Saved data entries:
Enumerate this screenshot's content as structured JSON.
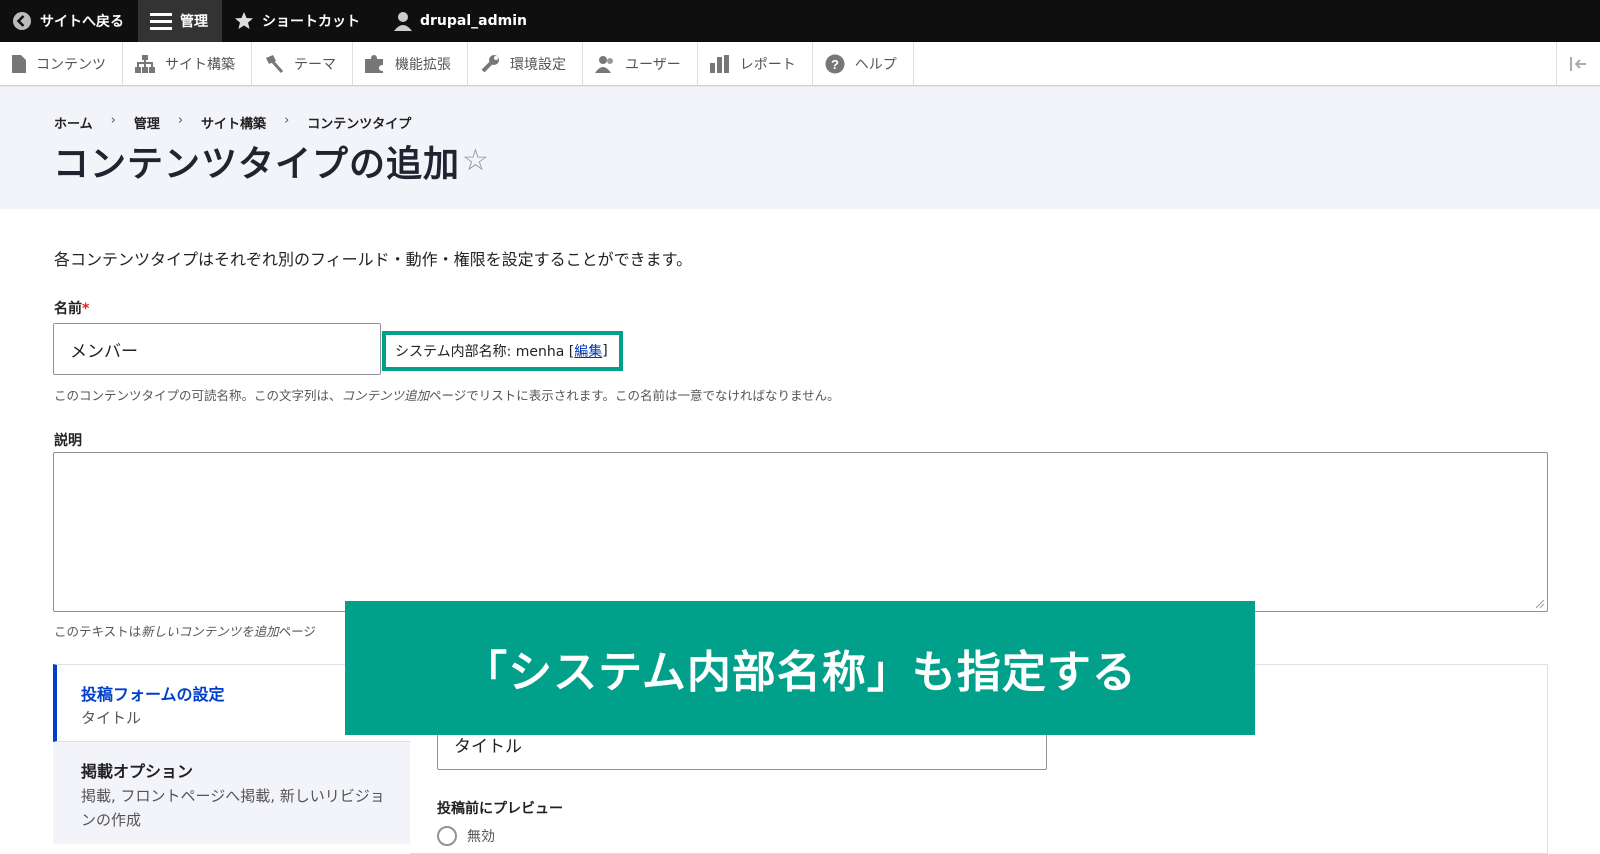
{
  "toolbar": {
    "back": "サイトへ戻る",
    "manage": "管理",
    "shortcuts": "ショートカット",
    "user": "drupal_admin"
  },
  "tray": {
    "items": [
      "コンテンツ",
      "サイト構築",
      "テーマ",
      "機能拡張",
      "環境設定",
      "ユーザー",
      "レポート",
      "ヘルプ"
    ]
  },
  "breadcrumb": [
    "ホーム",
    "管理",
    "サイト構築",
    "コンテンツタイプ"
  ],
  "breadcrumb_sep": "›",
  "page": {
    "title": "コンテンツタイプの追加",
    "star": "☆",
    "intro": "各コンテンツタイプはそれぞれ別のフィールド・動作・権限を設定することができます。"
  },
  "form": {
    "name_label": "名前",
    "required_mark": "*",
    "name_value": "メンバー",
    "machine_prefix": "システム内部名称: menha [",
    "machine_edit": "編集",
    "machine_suffix": "]",
    "name_help_1": "このコンテンツタイプの可読名称。この文字列は、",
    "name_help_em": "コンテンツ追加",
    "name_help_2": "ページでリストに表示されます。この名前は一意でなければなりません。",
    "desc_label": "説明",
    "desc_help_1": "このテキストは",
    "desc_help_em": "新しいコンテンツを追加",
    "desc_help_2": "ページ"
  },
  "vertical_tabs": {
    "tab1_title": "投稿フォームの設定",
    "tab1_summary": "タイトル",
    "tab2_title": "掲載オプション",
    "tab2_summary": "掲載, フロントページへ掲載, 新しいリビジョンの作成",
    "title_field_value": "タイトル",
    "preview_label": "投稿前にプレビュー",
    "preview_option": "無効"
  },
  "banner": {
    "text": "「システム内部名称」も指定する"
  },
  "colors": {
    "toolbar_bg": "#0f0f0f",
    "accent_blue": "#003ecc",
    "banner_green": "#00a08a",
    "header_bg": "#f3f4f9"
  }
}
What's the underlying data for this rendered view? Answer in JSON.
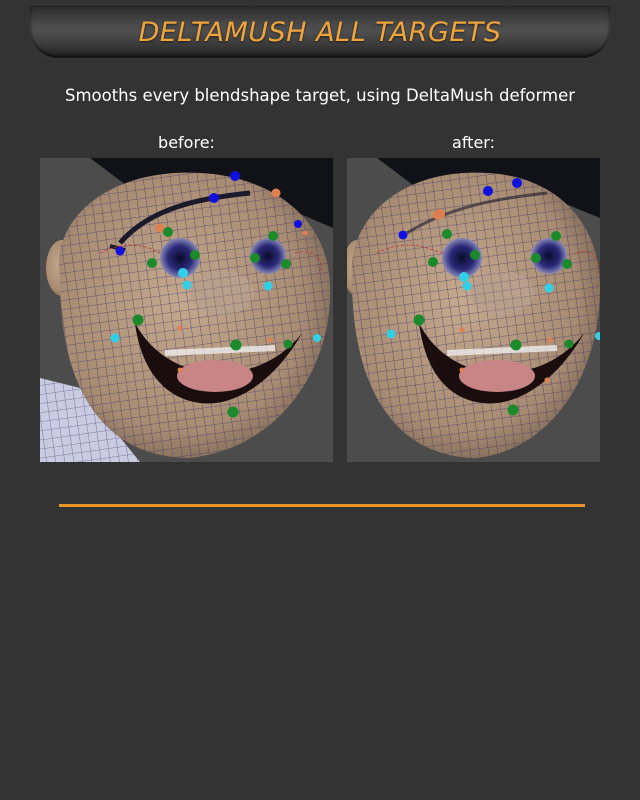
{
  "header": {
    "title": "DELTAMUSH ALL TARGETS"
  },
  "description": "Smooths every blendshape target, using DeltaMush deformer",
  "comparison": {
    "before_label": "before:",
    "after_label": "after:"
  },
  "colors": {
    "accent": "#e8952a",
    "background": "#333333",
    "skin": "#b59a80",
    "wire": "#3a2f6e"
  }
}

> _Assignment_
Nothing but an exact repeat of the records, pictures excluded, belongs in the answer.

> _Task response_
Enumerate this screenshot's content as structured JSON.
{
  "toolbar": {
    "back": "サイトへ戻る",
    "manage": "管理",
    "shortcuts": "ショートカット",
    "user": "drupal_admin"
  },
  "tray": {
    "items": [
      "コンテンツ",
      "サイト構築",
      "テーマ",
      "機能拡張",
      "環境設定",
      "ユーザー",
      "レポート",
      "ヘルプ"
    ]
  },
  "breadcrumb": [
    "ホーム",
    "管理",
    "サイト構築",
    "コンテンツタイプ"
  ],
  "breadcrumb_sep": "›",
  "page": {
    "title": "コンテンツタイプの追加",
    "star": "☆",
    "intro": "各コンテンツタイプはそれぞれ別のフィールド・動作・権限を設定することができます。"
  },
  "form": {
    "name_label": "名前",
    "required_mark": "*",
    "name_value": "メンバー",
    "machine_prefix": "システム内部名称: menha [",
    "machine_edit": "編集",
    "machine_suffix": "]",
    "name_help_1": "このコンテンツタイプの可読名称。この文字列は、",
    "name_help_em": "コンテンツ追加",
    "name_help_2": "ページでリストに表示されます。この名前は一意でなければなりません。",
    "desc_label": "説明",
    "desc_help_1": "このテキストは",
    "desc_help_em": "新しいコンテンツを追加",
    "desc_help_2": "ページ"
  },
  "vertical_tabs": {
    "tab1_title": "投稿フォームの設定",
    "tab1_summary": "タイトル",
    "tab2_title": "掲載オプション",
    "tab2_summary": "掲載, フロントページへ掲載, 新しいリビジョンの作成",
    "title_field_value": "タイトル",
    "preview_label": "投稿前にプレビュー",
    "preview_option": "無効"
  },
  "banner": {
    "text": "「システム内部名称」も指定する"
  },
  "colors": {
    "toolbar_bg": "#0f0f0f",
    "accent_blue": "#003ecc",
    "banner_green": "#00a08a",
    "header_bg": "#f3f4f9"
  }
}
What's the underlying data for this rendered view? Answer in JSON.
{
  "header": {
    "title": "DELTAMUSH ALL TARGETS"
  },
  "description": "Smooths every blendshape target, using DeltaMush deformer",
  "comparison": {
    "before_label": "before:",
    "after_label": "after:"
  },
  "colors": {
    "accent": "#e8952a",
    "background": "#333333",
    "skin": "#b59a80",
    "wire": "#3a2f6e"
  }
}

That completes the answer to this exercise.